This changes long-standing practices relating to base cost allocation contained within Statement of Practice D12, which until today could result in significant reductions in the effective rate of tax for carried interest. At the heart of this reduction is the base cost shift which occurs upon changes in profit sharing; partners with an increasing profit share (ie the investment manager whose carried interest entitlement arises) obtain a proportion of available base cost in the underlying asset from the corresponding partners whose profit share is reduced. Base cost shift is a pragmatic solution to the complexities of partnership tax transparency which otherwise arise from such changes, but where the shift is from a non-tax paying partner (ie an offshore investor or exempt institution, as is usually the case in an investment fund context) then the practical effect is a tax advantage for participating individuals who benefit from a lower effective rate.
The surprise is that this treatment, accepted by HMRC and successive British Governments for over 35 years, is suddenly curtailed without any prior consultation and with immediate effect. Defending such arrangements is difficult – but given that existing arrangements are not grandfathered affected individuals might feel as if the rules have been changed mid-game.
Until now base cost shift has resulted in effective rates significantly below 28%. In some cases gains might be virtually eliminated by “enhanced base cost shift” where asset revaluations prior to carried interest entitlement give rise to uplifted acquisition costs for participants. It was also possible for fund-as-a-whole carried interest to escape tax altogether, if paid out of partnership disposal proceeds which did not give rise to a gain such as investments realised at a loss after carry conditions are satisfied.
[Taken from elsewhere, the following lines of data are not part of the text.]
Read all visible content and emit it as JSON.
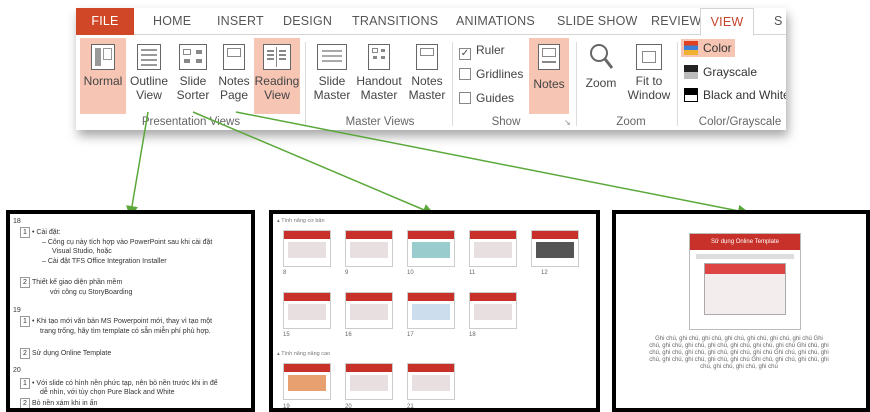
{
  "tabs": [
    "FILE",
    "HOME",
    "INSERT",
    "DESIGN",
    "TRANSITIONS",
    "ANIMATIONS",
    "SLIDE SHOW",
    "REVIEW",
    "VIEW",
    "S"
  ],
  "presentation_views": {
    "buttons": [
      {
        "line1": "Normal",
        "line2": ""
      },
      {
        "line1": "Outline",
        "line2": "View"
      },
      {
        "line1": "Slide",
        "line2": "Sorter"
      },
      {
        "line1": "Notes",
        "line2": "Page"
      },
      {
        "line1": "Reading",
        "line2": "View"
      }
    ],
    "label": "Presentation Views"
  },
  "master_views": {
    "buttons": [
      {
        "line1": "Slide",
        "line2": "Master"
      },
      {
        "line1": "Handout",
        "line2": "Master"
      },
      {
        "line1": "Notes",
        "line2": "Master"
      }
    ],
    "label": "Master Views"
  },
  "show": {
    "ruler": "Ruler",
    "ruler_check": "✓",
    "gridlines": "Gridlines",
    "guides": "Guides",
    "notes": "Notes",
    "label": "Show"
  },
  "zoom": {
    "zoom": "Zoom",
    "fit1": "Fit to",
    "fit2": "Window",
    "label": "Zoom"
  },
  "color": {
    "color": "Color",
    "grayscale": "Grayscale",
    "bw": "Black and White",
    "label": "Color/Grayscale"
  },
  "outline": {
    "s18": "18",
    "s19": "19",
    "s20": "20",
    "l1": "• Cài đặt:",
    "l2": "– Công cụ này  tích hợp vào PowerPoint sau khi cài đặt",
    "l3": "Visual Studio, hoặc",
    "l4": "– Cài đặt TFS Office Integration Installer",
    "l5": "Thiết kế giao diện phần mềm",
    "l6": "với công cụ StoryBoarding",
    "l7": "• Khi tạo mới văn bản MS Powerpoint mới, thay vì tạo một",
    "l8": "trang trống, hãy tìm template có sẵn miễn phí phù hợp.",
    "l9": "Sử dụng Online Template",
    "l10": "• Với slide có hình nền phức tạp, nên bỏ nền trước khi in để",
    "l11": "dễ nhìn, với tùy chọn Pure Black and White",
    "l12": "Bỏ nền xám khi in ấn"
  },
  "sorter": {
    "sec1": "▴ Tính năng cơ bản",
    "sec2": "▴ Tính năng nâng cao",
    "row1": [
      "8",
      "9",
      "10",
      "11",
      "12"
    ],
    "row2": [
      "15",
      "16",
      "17",
      "18"
    ],
    "row3": [
      "19",
      "20",
      "21"
    ]
  },
  "notespage": {
    "title": "Sử dụng Online Template",
    "note": "Ghi chú, ghi chú, ghi chú, ghi chú, ghi chú, ghi chú, ghi chú Ghi chú, ghi chú, ghi chú, ghi chú, ghi chú, ghi chú, ghi chú Ghi chú, ghi chú, ghi chú, ghi chú, ghi chú, ghi chú, ghi chú Ghi chú, ghi chú, ghi chú, ghi chú, ghi chú, ghi chú, ghi chú Ghi chú, ghi chú, ghi chú, ghi chú, ghi chú, ghi chú, ghi chú"
  }
}
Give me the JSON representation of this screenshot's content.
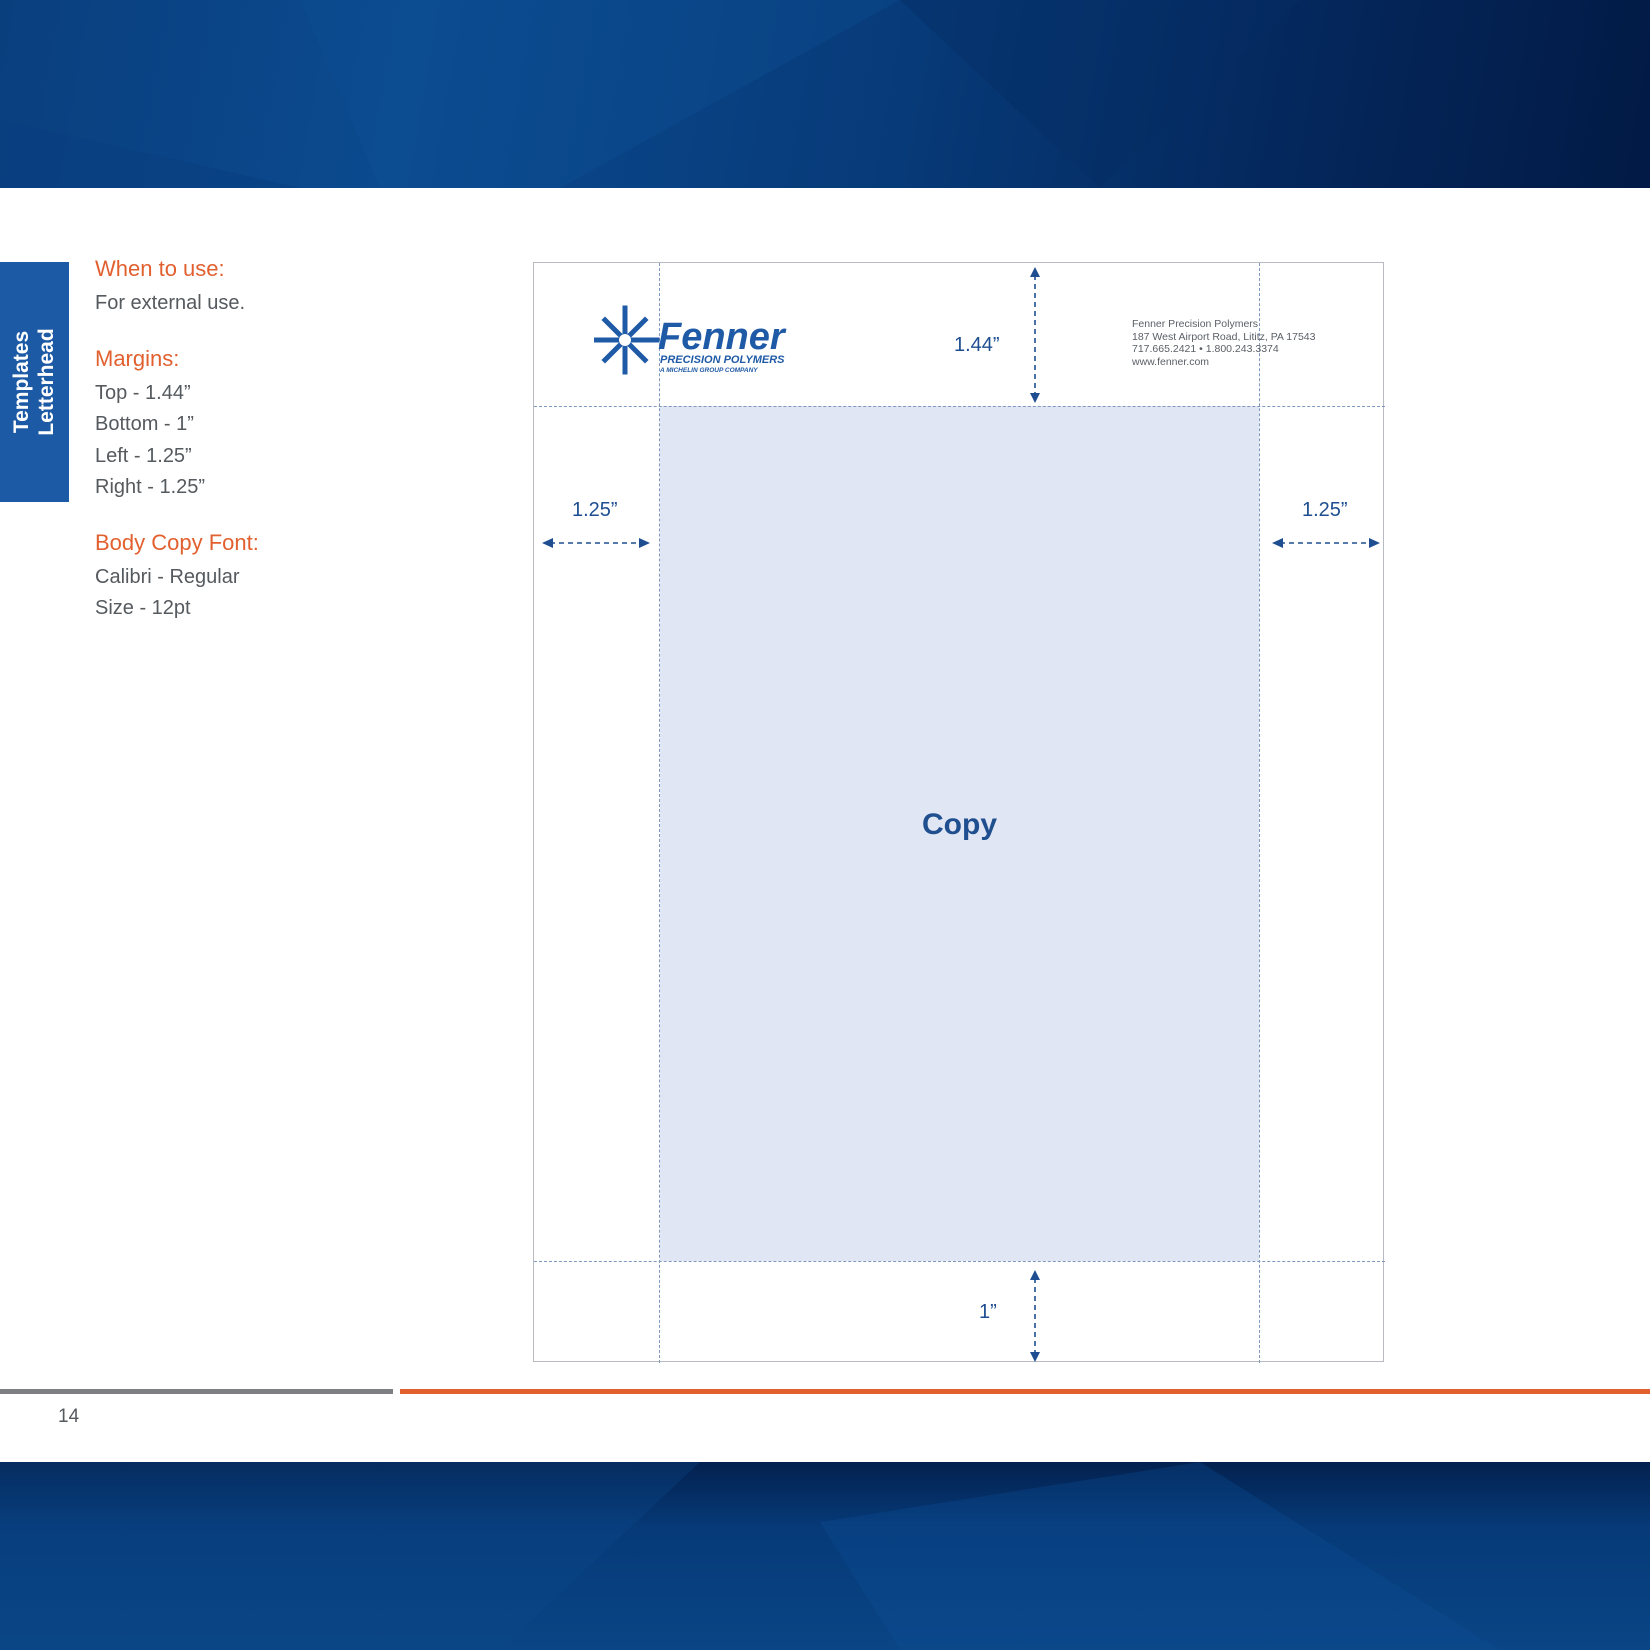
{
  "sidebar_tab": {
    "line1": "Templates",
    "line2": "Letterhead"
  },
  "sections": [
    {
      "heading": "When to use:",
      "lines": [
        "For external use."
      ]
    },
    {
      "heading": "Margins:",
      "lines": [
        "Top - 1.44”",
        "Bottom - 1”",
        "Left - 1.25”",
        "Right - 1.25”"
      ]
    },
    {
      "heading": "Body Copy Font:",
      "lines": [
        "Calibri - Regular",
        "Size - 12pt"
      ]
    }
  ],
  "letterhead": {
    "logo": {
      "name": "Fenner",
      "line1": "PRECISION POLYMERS",
      "line2": "A MICHELIN GROUP COMPANY"
    },
    "address": [
      "Fenner Precision Polymers",
      "187 West Airport Road, Lititz, PA 17543",
      "717.665.2421 • 1.800.243.3374",
      "www.fenner.com"
    ],
    "copy_label": "Copy",
    "dims": {
      "top": "1.44”",
      "left": "1.25”",
      "right": "1.25”",
      "bottom": "1”"
    }
  },
  "footer": {
    "page_number": "14"
  },
  "colors": {
    "brand_blue": "#1d5aa5",
    "accent_orange": "#e2602f",
    "rule_gray": "#7d7f82"
  }
}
The new rules do not do away with the Statement. Instead, the rules will borrow from elements of the disguised investment management fee rules introduced earlier this year by FA 2015. It remains to be seen how wide the net will be cast in relation to carried interest – FA 2015 includes an exclusion from income tax in relation to carried interest , but presumably that exclusion will not be a direct read-across.
Also, if participating individuals do not benefit from an enhancement in base cost then presumably corresponding partners do not suffer a reduction (albeit this is only relevant where such partners are within the scope of charge to UK tax, which will not typically be the case).
A final thought. It looks to be right that tax on gains should follow the economic benefit obtained. But in practice the position could be complex, with carry entitlements arising in multiple years, perhaps including both capital and income elements as well as contractual adjustments which might not operate perfectly in the context of the new rules.
Also published today was a consultation document, “Taxation of performance linked rewards paid to asset managers” which proposes an income tax treatment for performance incentives where the fund itself carries on trading rather than investment activity; hedge funds appear to be the main target. I hope to comment on this in a later blog post.